▸ **Required work**:
Find all lines below containing the string "JSON" and return them.
== The data
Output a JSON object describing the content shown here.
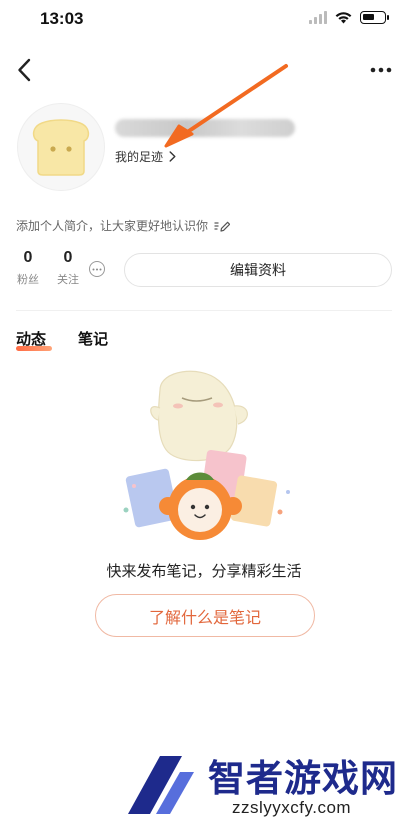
{
  "status_bar": {
    "time": "13:03",
    "battery_level": 0.6
  },
  "profile": {
    "footprint_label": "我的足迹",
    "bio_placeholder": "添加个人简介，让大家更好地认识你",
    "stats": [
      {
        "value": "0",
        "label": "粉丝"
      },
      {
        "value": "0",
        "label": "关注"
      }
    ],
    "edit_button": "编辑资料"
  },
  "tabs": [
    {
      "label": "动态",
      "active": true
    },
    {
      "label": "笔记",
      "active": false
    }
  ],
  "empty_state": {
    "message": "快来发布笔记，分享精彩生活",
    "action_button": "了解什么是笔记"
  },
  "watermark": {
    "name": "智者游戏网",
    "url": "zzslyyxcfy.com"
  },
  "colors": {
    "accent": "#ff5a2e",
    "annotation_arrow": "#f26a21",
    "watermark_blue": "#1e2a8c"
  }
}
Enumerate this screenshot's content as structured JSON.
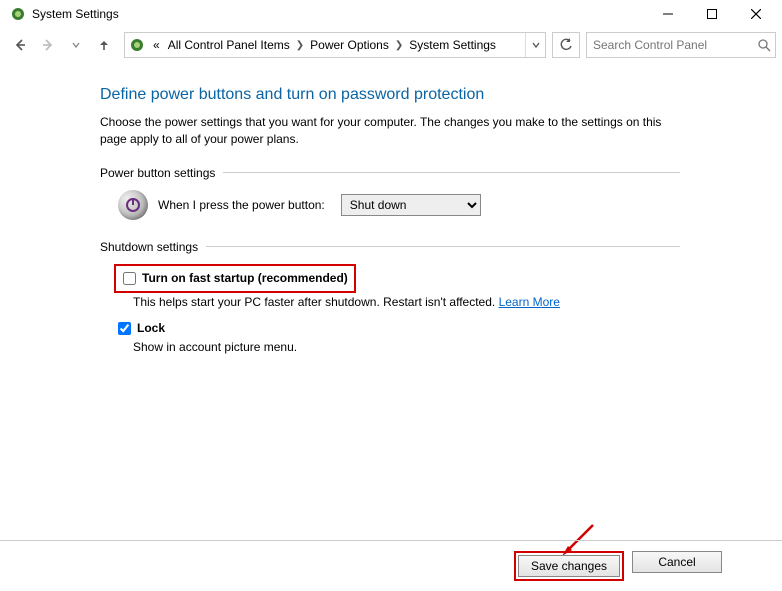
{
  "window": {
    "title": "System Settings"
  },
  "breadcrumb": {
    "prefix": "«",
    "items": [
      "All Control Panel Items",
      "Power Options",
      "System Settings"
    ]
  },
  "search": {
    "placeholder": "Search Control Panel"
  },
  "main": {
    "heading": "Define power buttons and turn on password protection",
    "description": "Choose the power settings that you want for your computer. The changes you make to the settings on this page apply to all of your power plans.",
    "section_power_label": "Power button settings",
    "power_button_label": "When I press the power button:",
    "power_button_value": "Shut down",
    "section_shutdown_label": "Shutdown settings",
    "fast_startup": {
      "label": "Turn on fast startup (recommended)",
      "help": "This helps start your PC faster after shutdown. Restart isn't affected. ",
      "learn_more": "Learn More"
    },
    "lock": {
      "label": "Lock",
      "help": "Show in account picture menu."
    }
  },
  "footer": {
    "save": "Save changes",
    "cancel": "Cancel"
  }
}
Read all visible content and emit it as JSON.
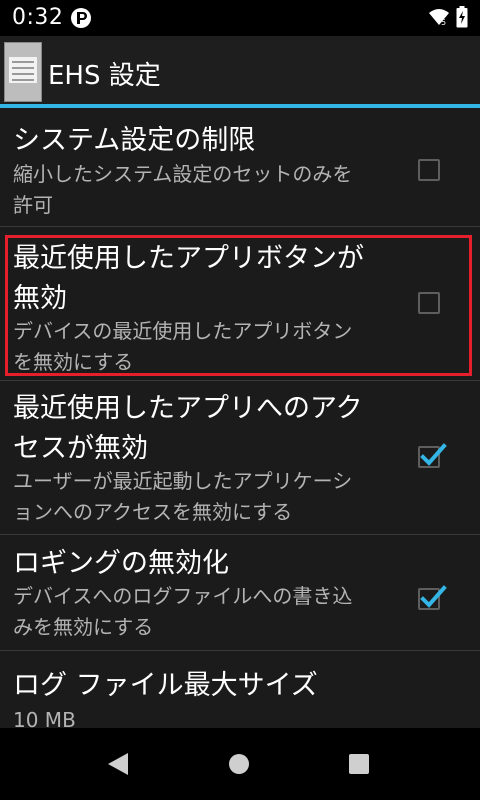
{
  "status_bar": {
    "time": "0:32",
    "notification_icon": "app-notification-icon",
    "wifi_icon": "wifi-icon",
    "battery_icon": "battery-charging-icon"
  },
  "action_bar": {
    "title": "EHS 設定",
    "logo_icon": "ehs-app-icon",
    "accent_color": "#33b5e5"
  },
  "preferences": [
    {
      "title": "システム設定の制限",
      "summary": "縮小したシステム設定のセットのみを\n許可",
      "checked": false
    },
    {
      "title": "最近使用したアプリボタンが\n無効",
      "summary": "デバイスの最近使用したアプリボタン\nを無効にする",
      "checked": false,
      "highlighted": true
    },
    {
      "title": "最近使用したアプリへのアク\nセスが無効",
      "summary": "ユーザーが最近起動したアプリケーシ\nョンへのアクセスを無効にする",
      "checked": true
    },
    {
      "title": "ロギングの無効化",
      "summary": "デバイスへのログファイルへの書き込\nみを無効にする",
      "checked": true
    },
    {
      "title": "ログ ファイル最大サイズ",
      "summary": "10 MB"
    }
  ],
  "colors": {
    "highlight": "#e5202c",
    "check": "#33b5e5"
  },
  "nav_bar": {
    "back_icon": "back-triangle-icon",
    "home_icon": "home-circle-icon",
    "recents_icon": "recents-square-icon"
  }
}
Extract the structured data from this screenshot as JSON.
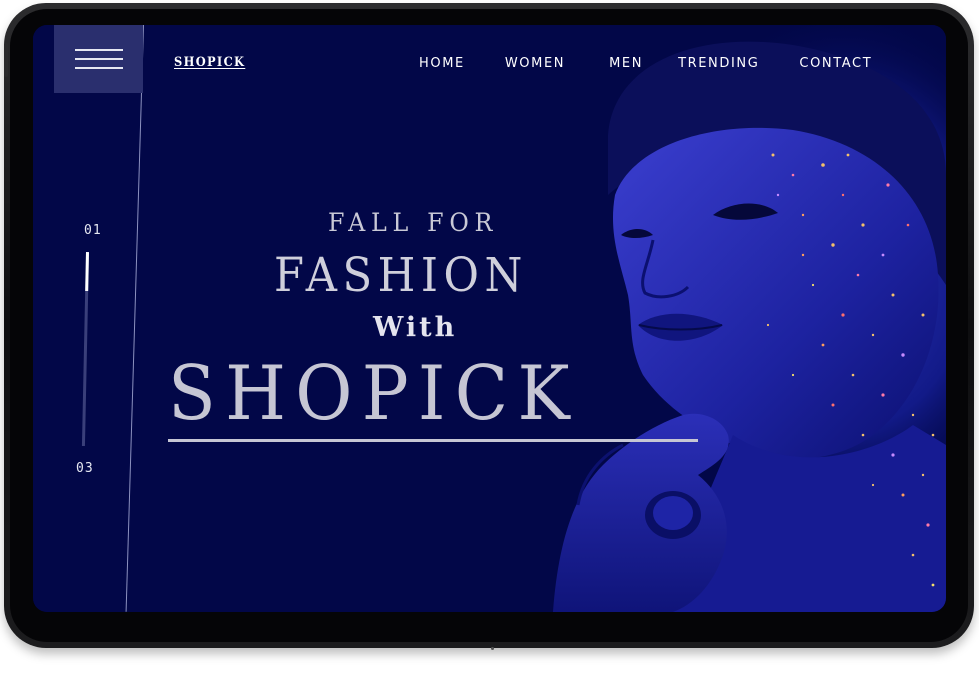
{
  "brand": "SHOPICK",
  "nav": {
    "items": [
      "HOME",
      "WOMEN",
      "MEN",
      "TRENDING",
      "CONTACT"
    ]
  },
  "slider": {
    "current": "01",
    "last": "03",
    "progress": 0.2
  },
  "hero": {
    "line1": "FALL FOR",
    "line2": "FASHION",
    "line3": "With",
    "line4": "SHOPICK"
  },
  "colors": {
    "background": "#020748",
    "accent": "#2a2f6e",
    "text": "#ffffff"
  },
  "icons": {
    "menu": "hamburger-icon"
  }
}
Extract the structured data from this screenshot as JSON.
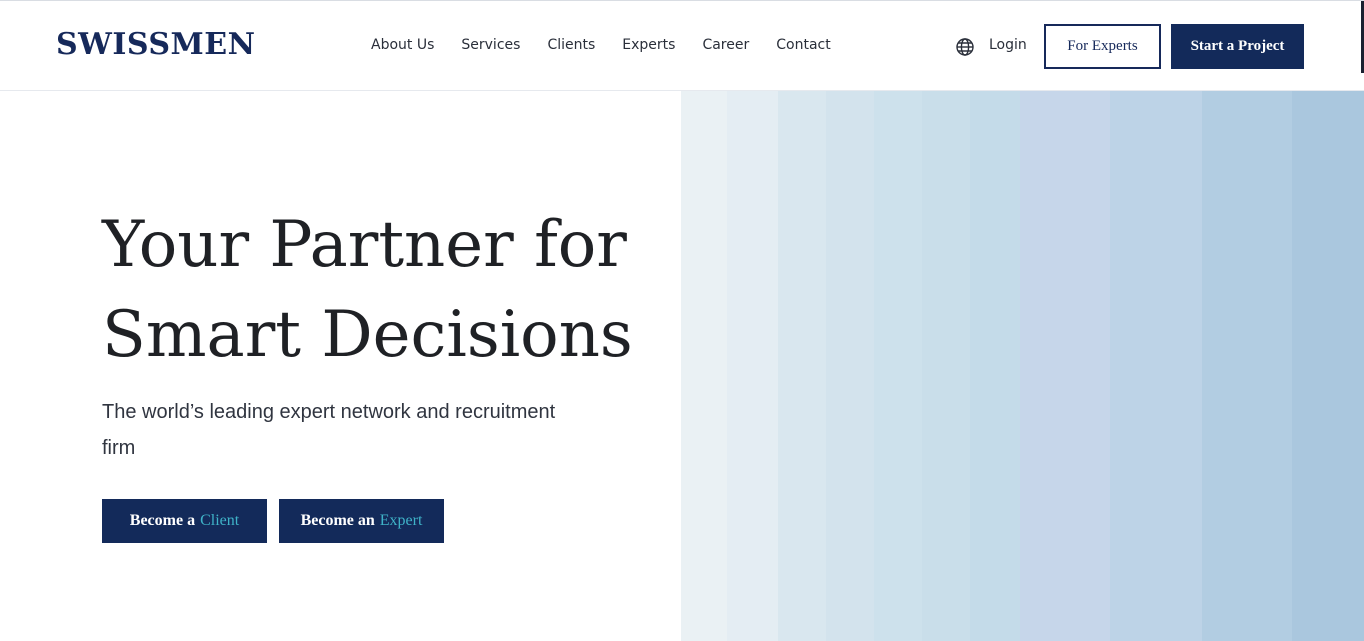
{
  "header": {
    "logo": "SWISSMEN",
    "nav": [
      {
        "label": "About Us"
      },
      {
        "label": "Services"
      },
      {
        "label": "Clients"
      },
      {
        "label": "Experts"
      },
      {
        "label": "Career"
      },
      {
        "label": "Contact"
      }
    ],
    "language_icon": "globe-icon",
    "login_label": "Login",
    "for_experts_label": "For Experts",
    "start_project_label": "Start a Project"
  },
  "hero": {
    "title_line1": "Your Partner for",
    "title_line2": "Smart Decisions",
    "subtitle": "The world’s leading expert network and recruitment firm",
    "buttons": [
      {
        "prefix": "Become a",
        "accent": "Client"
      },
      {
        "prefix": "Become an",
        "accent": "Expert"
      }
    ]
  },
  "colors": {
    "brand_navy": "#132a5a",
    "accent_teal": "#3fb3c8",
    "stripe_palette": [
      "#eaf1f4",
      "#e4edf3",
      "#d9e7ef",
      "#d3e3ed",
      "#cde1ec",
      "#c9deea",
      "#c4dbe9",
      "#c6d6ea",
      "#bdd3e7",
      "#b2cde2",
      "#aac7de"
    ]
  }
}
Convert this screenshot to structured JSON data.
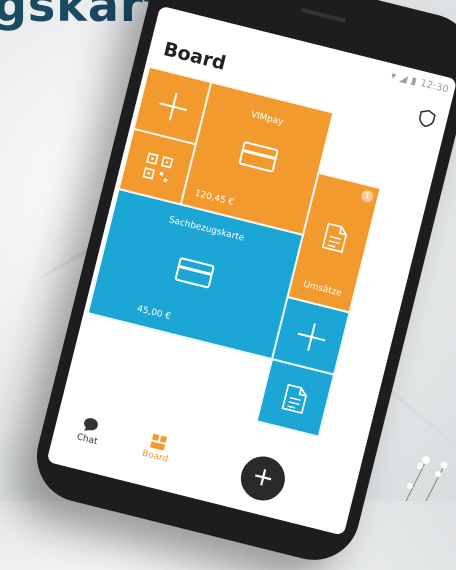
{
  "headline": "gskarte",
  "status_time": "12:30",
  "board_title": "Board",
  "tiles": {
    "vimpay": {
      "label": "VIMpay",
      "amount": "120,45 €"
    },
    "sachbezug": {
      "label": "Sachbezugskarte",
      "amount": "45,00 €"
    },
    "umsaetze": {
      "label": "Umsätze",
      "badge": "1"
    }
  },
  "nav": {
    "chat_label": "Chat",
    "board_label": "Board"
  },
  "fab_label": "+",
  "colors": {
    "orange": "#f29a2e",
    "blue": "#1ba6d6",
    "headline": "#1b4a63"
  }
}
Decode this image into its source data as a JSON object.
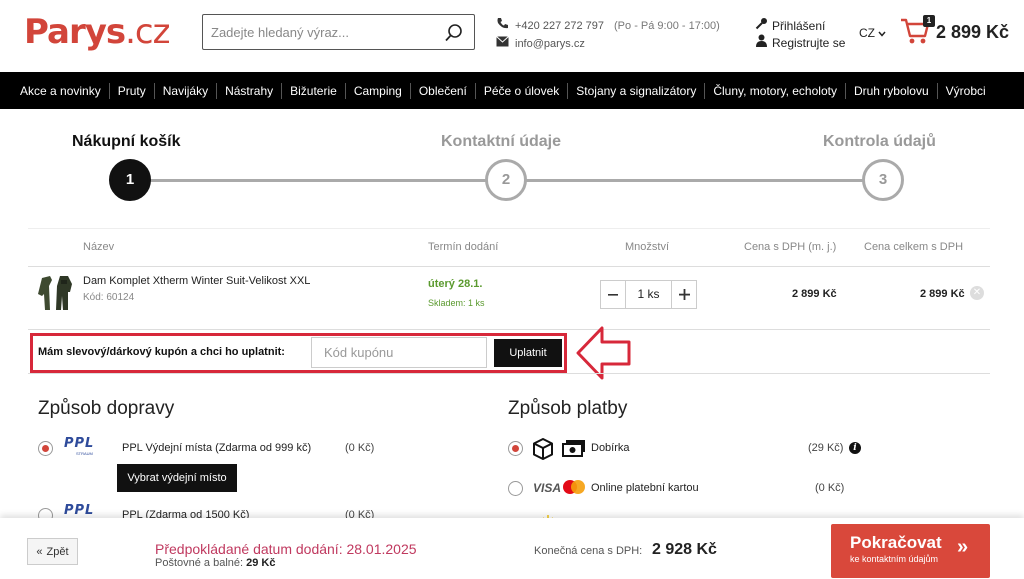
{
  "header": {
    "logo_main": "Parys",
    "logo_tld": ".cz",
    "search_placeholder": "Zadejte hledaný výraz...",
    "phone": "+420 227 272 797",
    "hours": "(Po - Pá 9:00 - 17:00)",
    "email": "info@parys.cz",
    "login": "Přihlášení",
    "register": "Registrujte se",
    "language": "CZ",
    "cart_count": "1",
    "cart_total": "2 899 Kč",
    "brand_color": "#d2453a"
  },
  "nav": [
    "Akce a novinky",
    "Pruty",
    "Navijáky",
    "Nástrahy",
    "Bižuterie",
    "Camping",
    "Oblečení",
    "Péče o úlovek",
    "Stojany a signalizátory",
    "Čluny, motory, echoloty",
    "Druh rybolovu",
    "Výrobci"
  ],
  "steps": [
    {
      "label": "Nákupní košík",
      "number": "1"
    },
    {
      "label": "Kontaktní údaje",
      "number": "2"
    },
    {
      "label": "Kontrola údajů",
      "number": "3"
    }
  ],
  "table": {
    "headers": [
      "Název",
      "Termín dodání",
      "Množství",
      "Cena s DPH (m. j.)",
      "Cena celkem s DPH"
    ],
    "item": {
      "name": "Dam Komplet Xtherm Winter Suit-Velikost XXL",
      "code": "Kód: 60124",
      "delivery": "úterý 28.1.",
      "stock": "Skladem: 1 ks",
      "qty": "1 ks",
      "unit_price": "2 899 Kč",
      "total_price": "2 899 Kč"
    }
  },
  "coupon": {
    "label": "Mám slevový/dárkový kupón a chci ho uplatnit:",
    "placeholder": "Kód kupónu",
    "button": "Uplatnit"
  },
  "shipping": {
    "title": "Způsob dopravy",
    "pick_button": "Vybrat výdejní místo",
    "options": [
      {
        "logo": "PPL",
        "logo_sub": "STRAUM",
        "label": "PPL Výdejní místa (Zdarma od 999 kč)",
        "price": "(0 Kč)"
      },
      {
        "logo": "PPL",
        "label": "PPL (Zdarma od 1500 Kč)",
        "price": "(0 Kč)"
      }
    ]
  },
  "payment": {
    "title": "Způsob platby",
    "options": [
      {
        "label": "Dobírka",
        "price": "(29 Kč)"
      },
      {
        "visa": "VISA",
        "label": "Online platební kartou",
        "price": "(0 Kč)"
      }
    ]
  },
  "footer": {
    "back": "Zpět",
    "est_date": "Předpokládané datum dodání: 28.01.2025",
    "shipping_label": "Poštovné a balné:",
    "shipping_value": "29 Kč",
    "final_label": "Konečná cena s DPH:",
    "final_price": "2 928 Kč",
    "continue": "Pokračovat",
    "continue_sub": "ke kontaktním údajům"
  }
}
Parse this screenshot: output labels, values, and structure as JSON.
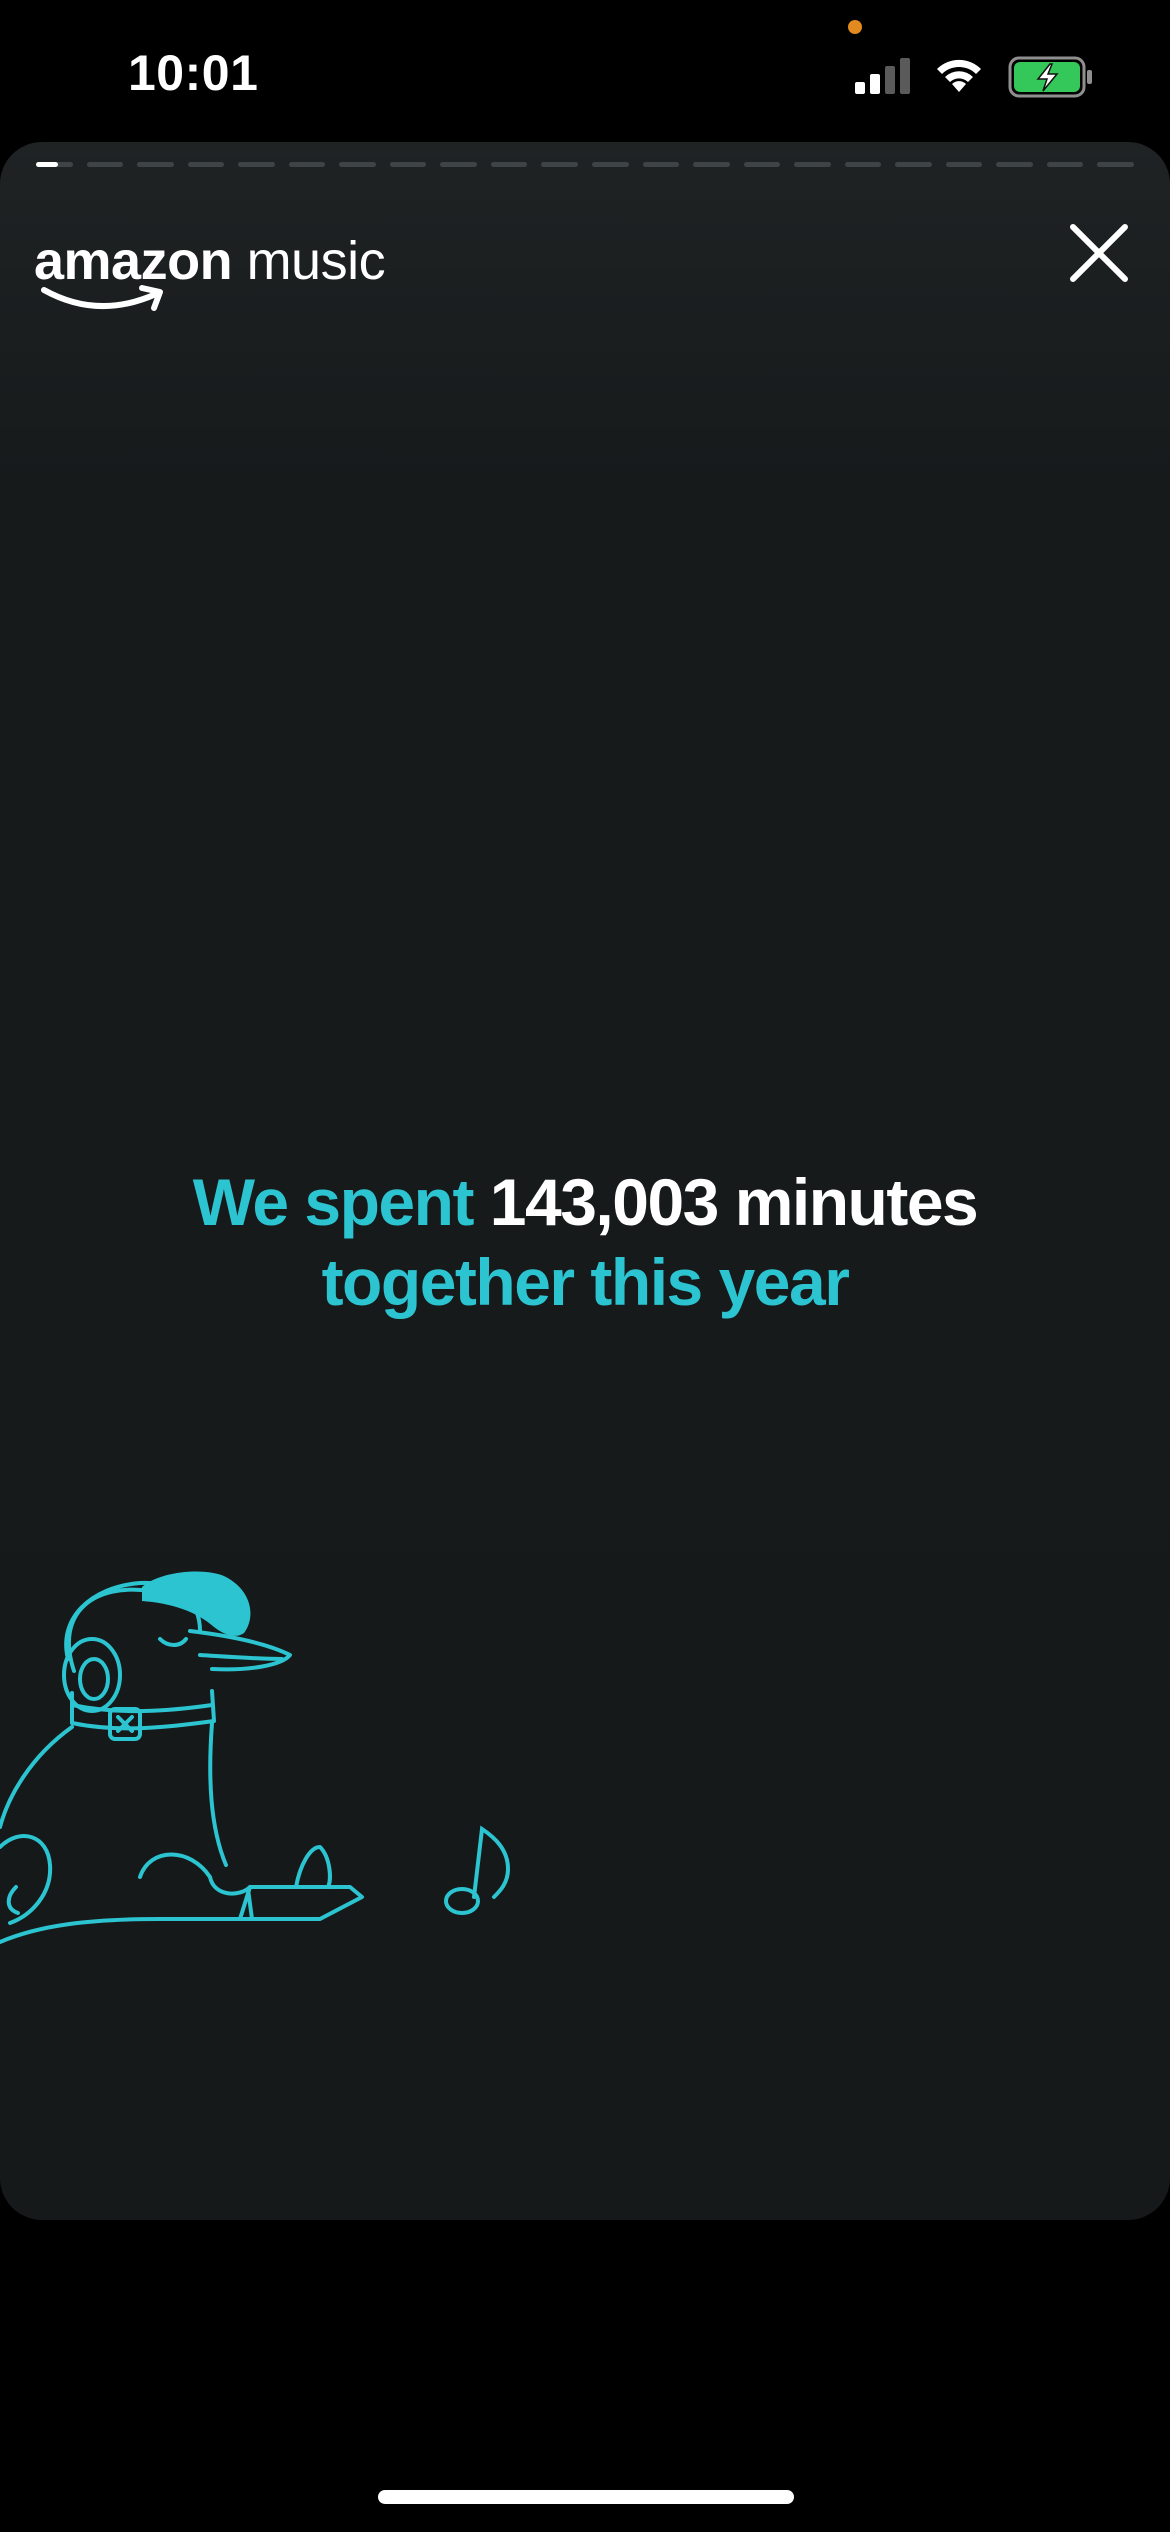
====
▸ **Exercise answer**:
Output a JSON object describing the content shown here.
Enumerate this screenshot's content as structured JSON.
Read all visible content and emit it as JSON.
Extract the structured data from this screenshot as JSON.
Extract the structured data from this screenshot as JSON.
Convert this screenshot to structured JSON data.
Decode this image into its source data as a JSON object.
Parse this screenshot: output labels, values, and structure as JSON.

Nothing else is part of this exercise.